Walking Shoes- an article by the Mayo Clinic

Walking shoes have some features other shoes don’t. Here’s what to look for and how to get the best fit.https://www.mayoclinic.org/healthy-lifestyle/fitness/in-depth/walking/art-20043897

Article from the Canadian Podiatric Medical Association Re proper shoes

Toronto, ON (May 24, 2018) — Are you wearing the wrong shoes? If you are, you could be significantly reducing your quality of life without even realizing it.

All footwear alters the shape of our feet, but studies have shown that poor footwear can affect us in ways that actually start a vicious health cycle. Even in relatively healthy people, bad shoes cause foot pain, which in turn is a key predictor of reduced physical activity. Lack of exercise in turn raises the risk of a wide number of chronic ailments, including diabetes, which then can cause even more damage to your feet, such as neuropathy. For people in poorer health, footwear can directly result in foot impairment and disability.

The wrong choice of winter boots can have even worse outcomes. In 2016, the Toronto Rehabilitation Institute at the University Health Network tested 98 pairs of winter boots, including both safety and casual footwear. Only eight per cent of the 98 types of footwear met the minimum slip resistance standards set out by the test.

Slips and falls can be brutal at any age, but for seniors they can be downright deadly.

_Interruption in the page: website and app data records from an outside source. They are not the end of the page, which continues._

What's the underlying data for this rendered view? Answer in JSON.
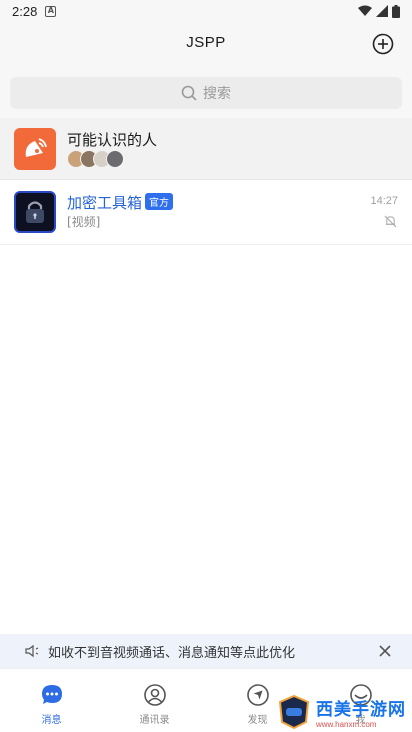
{
  "status_bar": {
    "time": "2:28",
    "badge": "A"
  },
  "app_bar": {
    "title": "JSPP"
  },
  "search": {
    "placeholder": "搜索"
  },
  "people_row": {
    "title": "可能认识的人"
  },
  "chat_row": {
    "name": "加密工具箱",
    "tag": "官方",
    "preview": "[视频]",
    "time": "14:27"
  },
  "notice": {
    "text": "如收不到音视频通话、消息通知等点此优化"
  },
  "tabs": [
    {
      "label": "消息",
      "icon": "message-icon",
      "active": true
    },
    {
      "label": "通讯录",
      "icon": "contacts-icon",
      "active": false
    },
    {
      "label": "发现",
      "icon": "discover-icon",
      "active": false
    },
    {
      "label": "我",
      "icon": "profile-icon",
      "active": false
    }
  ],
  "watermark": {
    "text": "西美手游网",
    "url": "www.hanxm.com"
  },
  "colors": {
    "accent": "#2e6ce6",
    "orange": "#f26a3a",
    "tag": "#2f6fed",
    "notice_bg": "#eef3fb"
  }
}
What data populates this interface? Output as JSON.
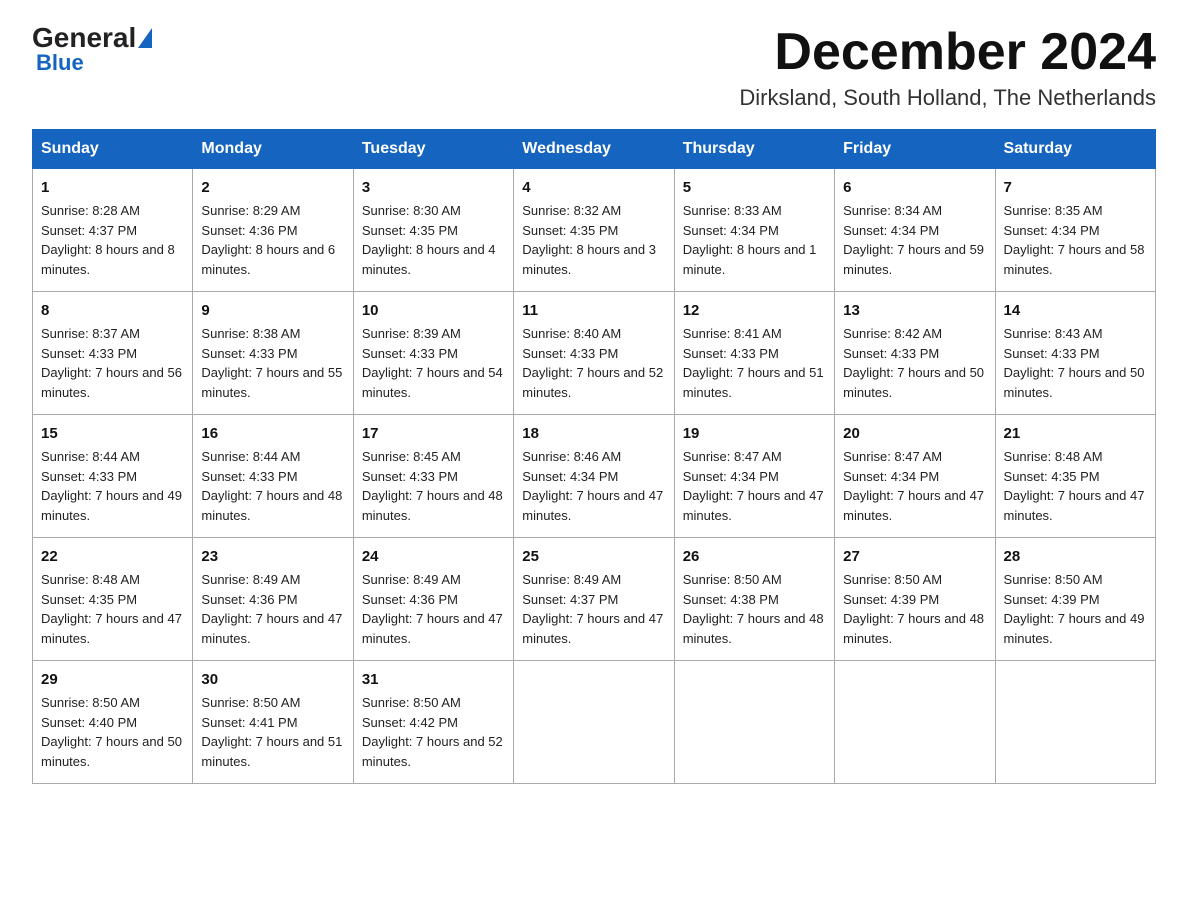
{
  "logo": {
    "general": "General",
    "blue": "Blue",
    "tagline": "Blue"
  },
  "title": "December 2024",
  "location": "Dirksland, South Holland, The Netherlands",
  "days_of_week": [
    "Sunday",
    "Monday",
    "Tuesday",
    "Wednesday",
    "Thursday",
    "Friday",
    "Saturday"
  ],
  "weeks": [
    [
      {
        "day": "1",
        "sunrise": "8:28 AM",
        "sunset": "4:37 PM",
        "daylight": "8 hours and 8 minutes."
      },
      {
        "day": "2",
        "sunrise": "8:29 AM",
        "sunset": "4:36 PM",
        "daylight": "8 hours and 6 minutes."
      },
      {
        "day": "3",
        "sunrise": "8:30 AM",
        "sunset": "4:35 PM",
        "daylight": "8 hours and 4 minutes."
      },
      {
        "day": "4",
        "sunrise": "8:32 AM",
        "sunset": "4:35 PM",
        "daylight": "8 hours and 3 minutes."
      },
      {
        "day": "5",
        "sunrise": "8:33 AM",
        "sunset": "4:34 PM",
        "daylight": "8 hours and 1 minute."
      },
      {
        "day": "6",
        "sunrise": "8:34 AM",
        "sunset": "4:34 PM",
        "daylight": "7 hours and 59 minutes."
      },
      {
        "day": "7",
        "sunrise": "8:35 AM",
        "sunset": "4:34 PM",
        "daylight": "7 hours and 58 minutes."
      }
    ],
    [
      {
        "day": "8",
        "sunrise": "8:37 AM",
        "sunset": "4:33 PM",
        "daylight": "7 hours and 56 minutes."
      },
      {
        "day": "9",
        "sunrise": "8:38 AM",
        "sunset": "4:33 PM",
        "daylight": "7 hours and 55 minutes."
      },
      {
        "day": "10",
        "sunrise": "8:39 AM",
        "sunset": "4:33 PM",
        "daylight": "7 hours and 54 minutes."
      },
      {
        "day": "11",
        "sunrise": "8:40 AM",
        "sunset": "4:33 PM",
        "daylight": "7 hours and 52 minutes."
      },
      {
        "day": "12",
        "sunrise": "8:41 AM",
        "sunset": "4:33 PM",
        "daylight": "7 hours and 51 minutes."
      },
      {
        "day": "13",
        "sunrise": "8:42 AM",
        "sunset": "4:33 PM",
        "daylight": "7 hours and 50 minutes."
      },
      {
        "day": "14",
        "sunrise": "8:43 AM",
        "sunset": "4:33 PM",
        "daylight": "7 hours and 50 minutes."
      }
    ],
    [
      {
        "day": "15",
        "sunrise": "8:44 AM",
        "sunset": "4:33 PM",
        "daylight": "7 hours and 49 minutes."
      },
      {
        "day": "16",
        "sunrise": "8:44 AM",
        "sunset": "4:33 PM",
        "daylight": "7 hours and 48 minutes."
      },
      {
        "day": "17",
        "sunrise": "8:45 AM",
        "sunset": "4:33 PM",
        "daylight": "7 hours and 48 minutes."
      },
      {
        "day": "18",
        "sunrise": "8:46 AM",
        "sunset": "4:34 PM",
        "daylight": "7 hours and 47 minutes."
      },
      {
        "day": "19",
        "sunrise": "8:47 AM",
        "sunset": "4:34 PM",
        "daylight": "7 hours and 47 minutes."
      },
      {
        "day": "20",
        "sunrise": "8:47 AM",
        "sunset": "4:34 PM",
        "daylight": "7 hours and 47 minutes."
      },
      {
        "day": "21",
        "sunrise": "8:48 AM",
        "sunset": "4:35 PM",
        "daylight": "7 hours and 47 minutes."
      }
    ],
    [
      {
        "day": "22",
        "sunrise": "8:48 AM",
        "sunset": "4:35 PM",
        "daylight": "7 hours and 47 minutes."
      },
      {
        "day": "23",
        "sunrise": "8:49 AM",
        "sunset": "4:36 PM",
        "daylight": "7 hours and 47 minutes."
      },
      {
        "day": "24",
        "sunrise": "8:49 AM",
        "sunset": "4:36 PM",
        "daylight": "7 hours and 47 minutes."
      },
      {
        "day": "25",
        "sunrise": "8:49 AM",
        "sunset": "4:37 PM",
        "daylight": "7 hours and 47 minutes."
      },
      {
        "day": "26",
        "sunrise": "8:50 AM",
        "sunset": "4:38 PM",
        "daylight": "7 hours and 48 minutes."
      },
      {
        "day": "27",
        "sunrise": "8:50 AM",
        "sunset": "4:39 PM",
        "daylight": "7 hours and 48 minutes."
      },
      {
        "day": "28",
        "sunrise": "8:50 AM",
        "sunset": "4:39 PM",
        "daylight": "7 hours and 49 minutes."
      }
    ],
    [
      {
        "day": "29",
        "sunrise": "8:50 AM",
        "sunset": "4:40 PM",
        "daylight": "7 hours and 50 minutes."
      },
      {
        "day": "30",
        "sunrise": "8:50 AM",
        "sunset": "4:41 PM",
        "daylight": "7 hours and 51 minutes."
      },
      {
        "day": "31",
        "sunrise": "8:50 AM",
        "sunset": "4:42 PM",
        "daylight": "7 hours and 52 minutes."
      },
      null,
      null,
      null,
      null
    ]
  ]
}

According to Health Canada, falls cause 85% of seniors’ injury-related hospitalizations, and deaths due to falls rose 65% between 2003 and 2008. Just wearing the wrong footwear has been shown to increase levels of apathy, anxiety, and loss of balance in those over the age of seventy. Considering that the shape and size of our feet changes with age and life events such as pregnancy, altogether too many people are walking around wearing the wrong shoes.

But there is good news, too: proper footwear has unexpected benefits, such as helping to reduce chronic low back pain and even making life more comfortable for some diabetic patients.

“Shoes are an integral part of podiatry and patient treatment. Understanding that different shoes have different features or functions makes knowing what they can do very important. Being able to recommend a shoe for a patient with a specific pathology can be key in the overall treatment plan or process,” says Howard Green, DPM, DABPS, FACFAS, and President of the British Columbia Podiatric Medical Association and board member of the Canadian Podiatric Medical Association.

He continues: “If a patient needs footwear for a specific sport or activity, or if they need shoe recommendations, then consulting a podiatrist is an excellent first step.”

Helping the homeless

Many of the foot conditions in our homeless populations are highly preventable. We can all help by having packages of socks in our cars or briefcases to distribute to the homeless people we meet each and every day.

Flip Flops

People who spend the whole day wearing  flip flops are setting themselves up for foot pain. They don’t provide support and can cause   arch and heel pain.

National Foot Health Month

May is National Foot Health Month. It is a good opportunity to have your feet checked and to have your issues dealt with by a Podiatrist. Allow us to improve your quality of life.

New Treatment for Fungal Toenails

toenail-fungusOnychomycosis is a fungal infection of the nails. The nails may appear brittle, loose. thickened with crumbling edges, white, yellowish, have streaks, or  lack shine.  This type of infection can be very difficult to treat especially in the toenails.  Jublia is a recently released product that  leads to fungal death and reduction of your infection.

Swelling Feet

Each day in my podiatry practice I am asked about foot swelling. This can occur for a variety of reasons. One is prolonged sitting in a fixed position such as on a long airline trip.. Many of us notice that our shoes seem to be much tighter after the flight, especially if we have removed our shoes. Other times it can be from prolonged standing throughout the day.

The veins are the anatomical structure  necessary to bring blood from our feet to our heart. If there is some compromise of the veins swelling of the feet can become an issue. As we age our veins weaken and the valves inside them tend to stretch. This will result in reflux and accumulation of fluid in our feet.

In both of the above cases there are some simple treatments that can alleviate or reduce the fluid in the feet. Exercise helps greatly as the muscles in the lower extremity can force the fluid back towards the heart. Another simple treatment is to elevate your feet above of the level of  your heart. Over the counter compression stockings can also be used if necessary. These can be purchased  in most pharmacies and are very effective.

Of course there are  other more serious causes and one should always consider speaking to your family doctor if these simple methods do not work.